Notes and Editorial Reviews
Although I recently welcomed Paul McCreesh's vital and robust account of Hail, bright Cecilia as the best available account of the marvellous celebratory ode, the reappearance of Andrew Parrott's 1985 version puts a slightly different complexion on things — though in an entirely positive way. Whilst McCreesh makes the score sparkle with his energetic view of tempos, vocal characterization and orchestral timbre, Parrott parades his smooth and integrated forces with less instant theatricality. Instead we have here a typically homogeneous and unfolding scenario: how organically and gently "Tis Nature's voice" emerges, with Rogers Covey-Crump expressing the passions with a wonderful air of mystery. So too, "Soul of the world" — what a transcendent concluding passage — which has never been bettered for atmosphere and clarity of ensemble. The solo singing here is good (there is some exquisite work from Emma Kirkby and from tenors Charles Daniels and Paul Elliott in "In vain the am'rous flute") but it is the delicacy of sentiment which complements McCreesh's more effervescent and lush reading. Robert King's performance should also come into the equation, with its consistently good judgement but as DF rightly asserted in his review, the singing is less even.

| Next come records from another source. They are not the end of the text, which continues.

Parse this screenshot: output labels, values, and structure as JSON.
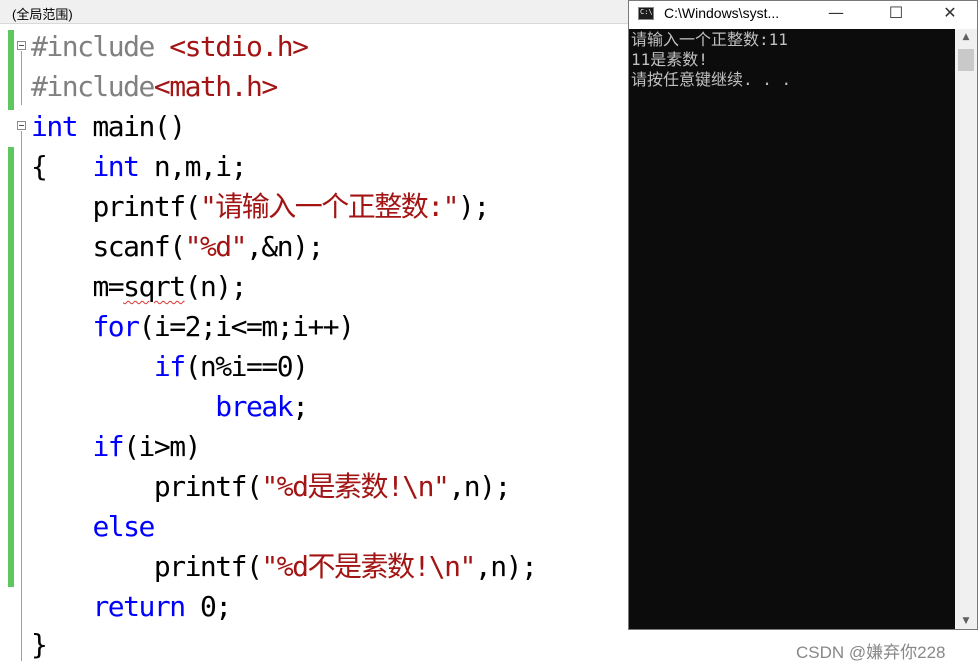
{
  "editor": {
    "scope_label": "(全局范围)",
    "lines": {
      "l1": {
        "directive": "#include",
        "header": " <stdio.h>"
      },
      "l2": {
        "directive": "#include",
        "header": "<math.h>"
      },
      "l3": {
        "kw": "int",
        "rest": " main()"
      },
      "l4": {
        "brace": "{",
        "kw": "int",
        "rest": " n,m,i;"
      },
      "l5": {
        "a": "printf(",
        "str": "\"请输入一个正整数:\"",
        "b": ");"
      },
      "l6": {
        "a": "scanf(",
        "str": "\"%d\"",
        "b": ",&n);"
      },
      "l7": {
        "a": "m=",
        "fn": "sqrt",
        "b": "(n);"
      },
      "l8": {
        "kw": "for",
        "rest": "(i=2;i<=m;i++)"
      },
      "l9": {
        "kw": "if",
        "rest": "(n%i==0)"
      },
      "l10": {
        "kw": "break",
        "rest": ";"
      },
      "l11": {
        "kw": "if",
        "rest": "(i>m)"
      },
      "l12": {
        "a": "printf(",
        "str": "\"%d是素数!\\n\"",
        "b": ",n);"
      },
      "l13": {
        "kw": "else"
      },
      "l14": {
        "a": "printf(",
        "str": "\"%d不是素数!\\n\"",
        "b": ",n);"
      },
      "l15": {
        "kw": "return",
        "rest": " 0;"
      },
      "l16": {
        "brace": "}"
      }
    }
  },
  "console": {
    "title": "C:\\Windows\\syst...",
    "minimize": "—",
    "maximize": "☐",
    "close": "✕",
    "output": [
      "请输入一个正整数:11",
      "11是素数!",
      "请按任意键继续. . ."
    ]
  },
  "watermark": "CSDN @嫌弃你228"
}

The reappearance of Parrott's recordings of Purcell's earlier Cecilian ode, Welcome to all the pleasures and the time-honoured and particularly accessible Come ye sons of art away is also received with open arms. Some may distrust the low pitch (A=392) but the high tenor of Charles Daniels and the satisfying registral blend of Timothy Wilson and John Mark Ainsley in "Sound the trumpet" are more than adequate recompense and the former's mellifluous rendering of "Here the deities approve" is a real gem to be savoured. King has much to say about all these odes too. Blessed on almost all fronts.
— Gramophone [12/1995]